Some financial executives still evince discomfort talking about inflation and recession, almost like it’s the 800-pound economic gorilla that will go away if you just don’t acknowledge it.
Patelco’s Rina Johnson says the credit union goes the other way.
“We send out regular emails helping keep members informed about the Fed rate increases and how the hikes may apply to them and how we can best support them,” says Johnson.
Banking institutions that go right at the issue in an explicit way in their marketing are still not the majority, according to Anjali Ambani, Senior Research Analyst at Mintel Comperemedia. In their work she and Bella Broccolo, Associate Research Analyst, have found that often it is nonbank financial brands that are squarely addressing current conditions and the potential for a recession.
Brands that explicitly use these terms tend to pair it with consumer educational efforts or with promotion of products that can help people cope. Examples of the former are seen below in the example from Wright-Patt Credit Union, Fairborn, Ohio, and Daylight, a neobank created for the LGBTQ+ community, with its “Recession Money Rulebook.” Examples of product promotion, include the alternative investments offered by Fundrise and American Advisors Group’s promotion to older Americans suggesting reverse mortgages as inflation protection.
Broccolo says that such offers carry a “the time for this is now” message.
Ambani says the promotion below from Ally Bank is a good example of how to tie both product promotion and consumer concern into one message. The graphic, from an Ally email, offers a cash bonus for opening an account that has a new, higher rate. And on top of that is a message indicating that Ally watches the markets to make sure it offers a decent return on savings.
Many banking institutions have taken rising rates as an opportunity to promote special discounts or opportunities to borrow before rates ratchet up further. Ambani says that credit card issuers have been hawking 0% balance transfers and introductory APRs in hopes of convincing rate-wary consumers to move over to their offerings.
Deposit Marketing Mostly Sticks with Rate Promotion
Something that has surprised Bella Broccolo about banking promotions for deposits is how many strictly promote rates.
“Most are heavily numbers-focused,” she explains. “It may be a consequence of rates changing quickly and institutions just trying to keep up with that. But some sort of differentiation would be interesting and unexpected.”

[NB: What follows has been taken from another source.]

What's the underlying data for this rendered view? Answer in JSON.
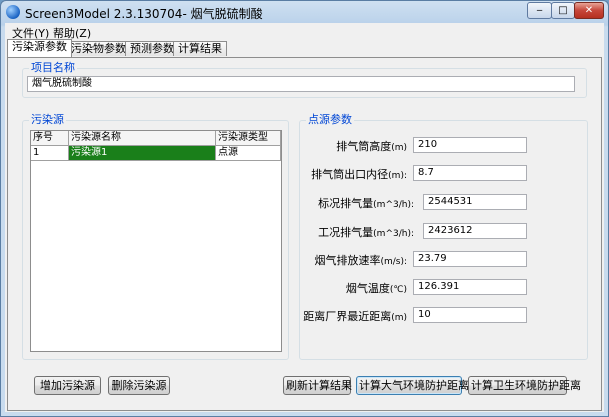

Broccolo says that many institutions aren’t changing their digital creatives but simply raising the rate included in it as market rates go up.
With occasional exceptions, this applies in direct mail promotion as well, according to Ambani. She has been surprised that more creativity isn’t being applied to deposit promotion. Here and there efforts stand out, such as Chase Bank’s promotion of deposit accounts to its private clients more heavily than before.
The most aggressive efforts — again rate-centered — have been among direct banks, including Ally, Marcus, SoFi, Synchrony and others. They have been promoting higher rates heavily, according to the analysts.
Necessities Become Focus for Share-of-Wallet Promotion
One area that has stood out is card issuers’ offers of bonuses for charging gasoline on their cards. Gas prices had been falling in mid-August to just under $4 a gallon after topping $5 nationally in June 2022, but these bonuses, introduced earlier, have card marketers thinking about marketing tie ins that provide price relief in one way or another.
Broccolo, who produced a report on the subject of gasoline-based incentives, says that “brands are starting to consider other pain points for consumers, because the end goal with these cashback promotions is to address what’s important to the consumer at the time.” She notes that Discover offered 5% cashback offers on purchases at Target at the same time that it was offering 5% cashback on gas purchases. (This offer ran from April-June 2022, as part of the Discover “Cashback Calendar.” In later 2022 purchases on Amazon and through digital wallets will have 5% cashback levels.)
Cashback for debit card purchases of gas and other essentials has caught on among fintechs. During mid-2022 Dave introduced a limited-time 10% gas cashback incentive, in part because many of its members don’t qualify for credit cards that offer cashback.